Now, a note about red face paint: it looks fabulous! Except when you're in a red-lit room. Then you just look normal.
So it was no wonder that Blake the bartender—is it an unwritten rule that all bartenders dress as mulletted NASCAR fans on Halloween?—eyed me curiously from behind the bar. Or maybe it was just because I'd just ordered a pint. Of water.
Aching for some crazy downtown party action, the girls sucked down their drinks, and we headed up the street to The Madisonon Pine Avenue for a costume party thrown by SWYS Gallery, Seams and The Program.
Another note about red face paint: it looks amazing! Except when it's pouring rain outside. Then you just look like Carrie.
Regardless, as we descended down the stairs to The Madison in the basement, I was feeling pretty confident. I was, after all, a chick who had dressed as Aladdin Sane. And that's just hot. While I was waiting in line for another pint of water—this time with a lemon! Ooh!—a blond-wigged boy in a sky-blue oxford approached. "Hey! I was going to dress as David Bowie!" Recognition! I swooned.
"What a coincidence! But what did you decide to do instead?" I asked, coyly staring into his equally sky-blue eyes.
"Oh, this?" he said in an isn't-it-obvious? tone, pointing to his wig. "Well, I'm a heroin addict!"
Erm. Um. Ah. Well, shit: "How clever!?"
"No! Really," chimed his pal in a pirate costume, in an isn't-he-the-coolest tone. "He really is a heroin addict!"
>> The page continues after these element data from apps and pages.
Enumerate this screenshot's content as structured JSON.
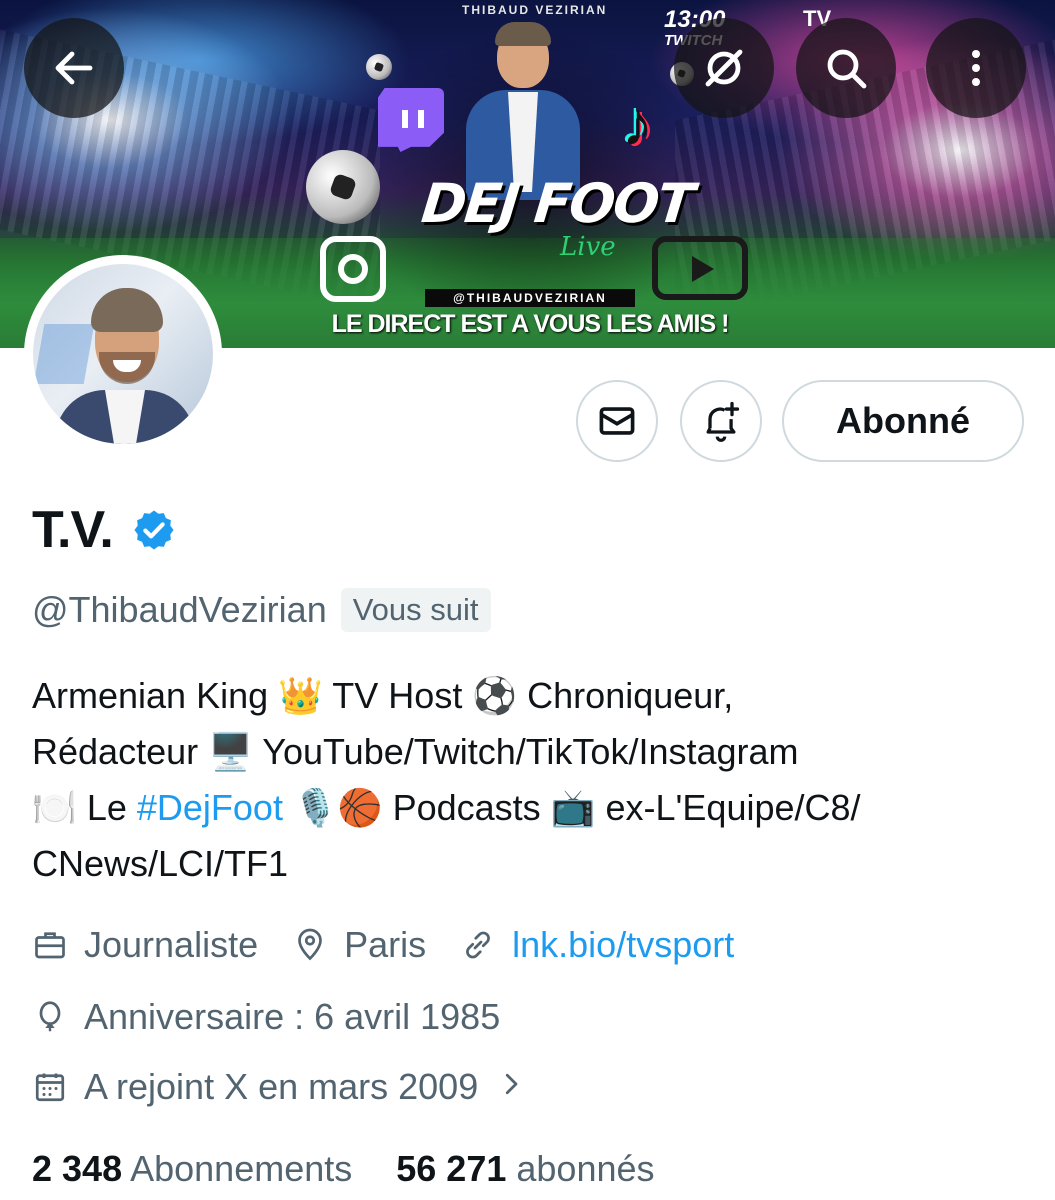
{
  "banner": {
    "top_name": "THIBAUD VEZIRIAN",
    "time": "13:00",
    "platform_word": "TWITCH",
    "corner_mark": "TV",
    "title": "DEJ FOOT",
    "title_script": "Live",
    "handle": "@THIBAUDVEZIRIAN",
    "tagline": "LE DIRECT EST A VOUS LES AMIS !"
  },
  "nav": {
    "back_icon": "arrow-left-icon",
    "grok_icon": "grok-icon",
    "search_icon": "search-icon",
    "more_icon": "more-vertical-icon"
  },
  "actions": {
    "message_icon": "envelope-icon",
    "notify_icon": "bell-plus-icon",
    "follow_label": "Abonné"
  },
  "profile": {
    "display_name": "T.V.",
    "handle": "@ThibaudVezirian",
    "follows_you": "Vous suit",
    "bio": {
      "line1": "Armenian King 👑 TV Host ⚽ Chroniqueur,",
      "line2": "Rédacteur 🖥️ YouTube/Twitch/TikTok/Instagram",
      "line3_pre": "🍽️ Le ",
      "line3_hashtag": "#DejFoot",
      "line3_post": " 🎙️🏀 Podcasts 📺 ex-L'Equipe/C8/",
      "line4": "CNews/LCI/TF1"
    },
    "profession": "Journaliste",
    "location": "Paris",
    "website": "lnk.bio/tvsport",
    "birthday": "Anniversaire : 6 avril 1985",
    "joined": "A rejoint X en mars 2009",
    "following_count": "2 348",
    "following_label": "Abonnements",
    "followers_count": "56 271",
    "followers_label": "abonnés"
  },
  "colors": {
    "link": "#1d9bf0",
    "secondary_text": "#536471",
    "primary_text": "#0f1419",
    "verified": "#1d9bf0"
  }
}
"Really!" I caught my friends conveniently standing a few feet away, making their way through some midget-sized $7 Jack and Cokes, and began to walk over to them, bidding farewell to my afflicted new friend: "Well. I must say. You look fabulous!"
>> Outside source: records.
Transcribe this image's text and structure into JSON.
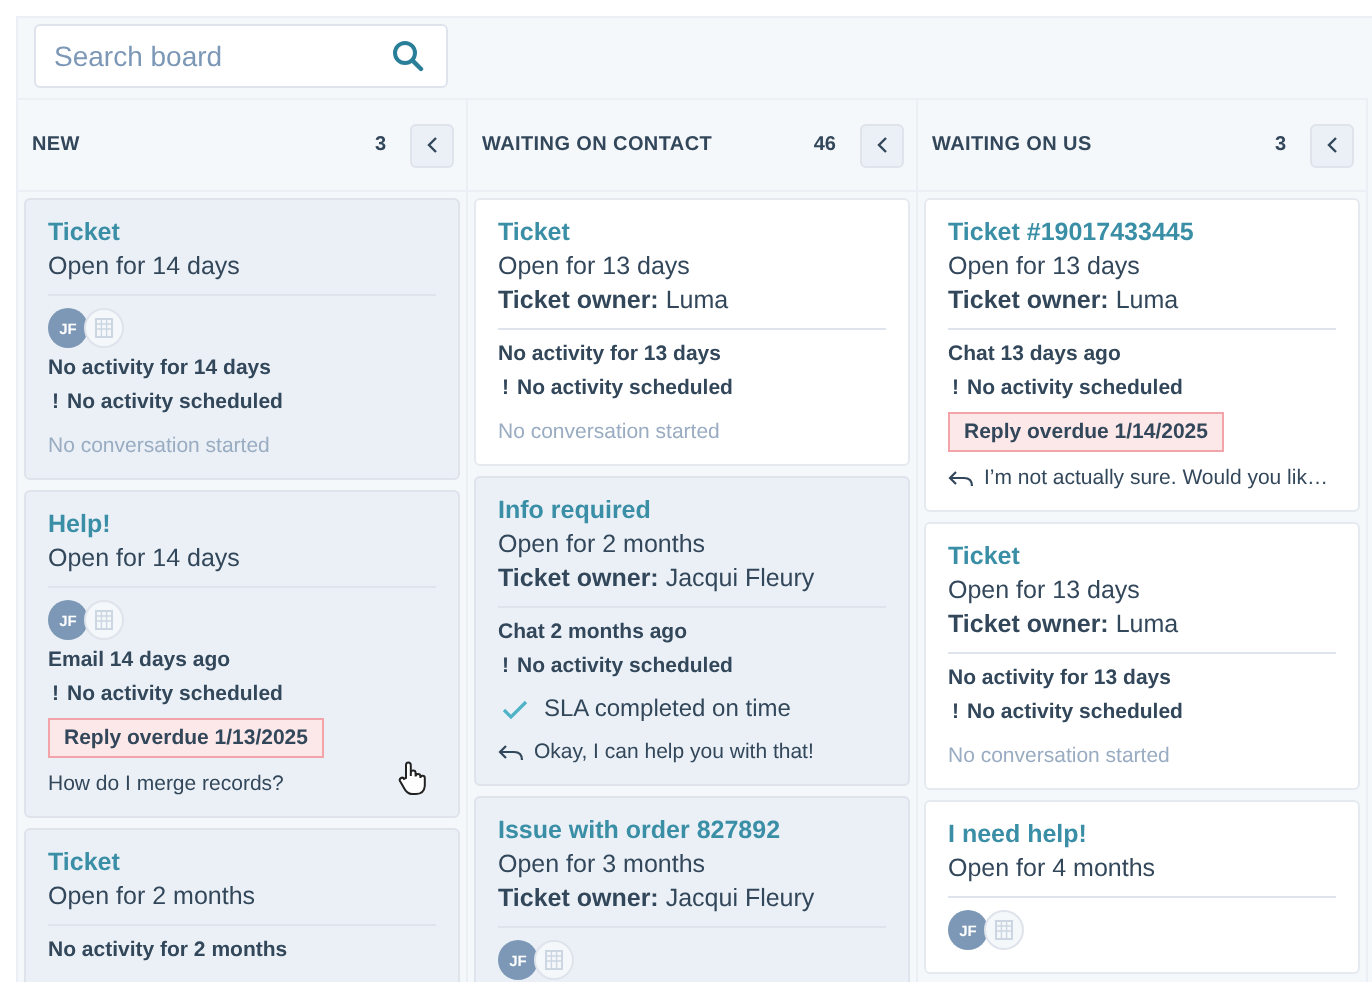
{
  "search": {
    "placeholder": "Search board"
  },
  "columns": [
    {
      "name": "NEW",
      "count": "3",
      "cards": [
        {
          "title": "Ticket",
          "highlighted": true,
          "open_for": "Open for 14 days",
          "avatar": "JF",
          "activity": "No activity for 14 days",
          "scheduled": {
            "mark": "!",
            "text": "No activity scheduled"
          },
          "message": {
            "kind": "none",
            "text": "No conversation started"
          }
        },
        {
          "title": "Help!",
          "highlighted": true,
          "cursor": true,
          "open_for": "Open for 14 days",
          "avatar": "JF",
          "activity": "Email 14 days ago",
          "scheduled": {
            "mark": "!",
            "text": "No activity scheduled"
          },
          "overdue": "Reply overdue 1/13/2025",
          "message": {
            "kind": "message",
            "text": "How do I merge records?"
          }
        },
        {
          "title": "Ticket",
          "highlighted": true,
          "open_for": "Open for 2 months",
          "activity": "No activity for 2 months"
        }
      ]
    },
    {
      "name": "WAITING ON CONTACT",
      "count": "46",
      "cards": [
        {
          "title": "Ticket",
          "highlighted": false,
          "open_for": "Open for 13 days",
          "owner": {
            "label": "Ticket owner:",
            "name": "Luma"
          },
          "activity": "No activity for 13 days",
          "scheduled": {
            "mark": "!",
            "text": "No activity scheduled"
          },
          "message": {
            "kind": "none",
            "text": "No conversation started"
          }
        },
        {
          "title": "Info required",
          "highlighted": true,
          "open_for": "Open for 2 months",
          "owner": {
            "label": "Ticket owner:",
            "name": "Jacqui Fleury"
          },
          "activity": "Chat 2 months ago",
          "scheduled": {
            "mark": "!",
            "text": "No activity scheduled"
          },
          "sla": "SLA completed on time",
          "message": {
            "kind": "reply",
            "text": "Okay, I can help you with that!"
          }
        },
        {
          "title": "Issue with order 827892",
          "highlighted": true,
          "open_for": "Open for 3 months",
          "owner": {
            "label": "Ticket owner:",
            "name": "Jacqui Fleury"
          },
          "avatar": "JF"
        }
      ]
    },
    {
      "name": "WAITING ON US",
      "count": "3",
      "cards": [
        {
          "title": "Ticket #19017433445",
          "highlighted": false,
          "open_for": "Open for 13 days",
          "owner": {
            "label": "Ticket owner:",
            "name": "Luma"
          },
          "activity": "Chat 13 days ago",
          "scheduled": {
            "mark": "!",
            "text": "No activity scheduled"
          },
          "overdue": "Reply overdue 1/14/2025",
          "message": {
            "kind": "reply",
            "text": "I’m not actually sure. Would you lik…"
          }
        },
        {
          "title": "Ticket",
          "highlighted": false,
          "open_for": "Open for 13 days",
          "owner": {
            "label": "Ticket owner:",
            "name": "Luma"
          },
          "activity": "No activity for 13 days",
          "scheduled": {
            "mark": "!",
            "text": "No activity scheduled"
          },
          "message": {
            "kind": "none",
            "text": "No conversation started"
          }
        },
        {
          "title": "I need help!",
          "highlighted": false,
          "open_for": "Open for 4 months",
          "avatar": "JF"
        }
      ]
    }
  ]
}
Fortunately, our final destination for the evening was not a dress-as-you-shoot-and-become-hooked-on costume party, but rather a cutely clever dress-as-you-drink party at a beachfront condo on Balboa Peninsula hosted by some UCLA sorority friends of our friend Natalie—who made a stunning red-suited Bloody Mary with a stalk of celery strapped to her arm.
Maybe we should've known something was awry when Nat phoned at 9:30 p.m. to ask if we could bring a stereo with us to the party—first rule of party-throwing: have a functioning stereo—but we were in no way prepared for the spectacle we encountered. See, there isn't much that can go wrong in a situation where sorority girls, a beachfront condoand a ton of alcohol is involved, except when that situation includes the much-too-sober father of one of the much-too-sloshed sorority girls, the same man who happens to not only own the condo—which also happens to have pissed-off, uninvited neighbors in units above and below—but who is also present at the party.
Still, the bash—puking waifs, poorly tapped keg, rude glares and all—wasn't so bad until round abouts 1:15 in the morning, when our hostess, Miss José Cuervo, was ordered by her father to get the kids to settle down. And so ensued a half-hour of "Hey, you guys! I'm not kidding! Shut the fuck up or my dad'll kick us out" followed by precisely 4.5 seconds of whispering, and so on. Anon.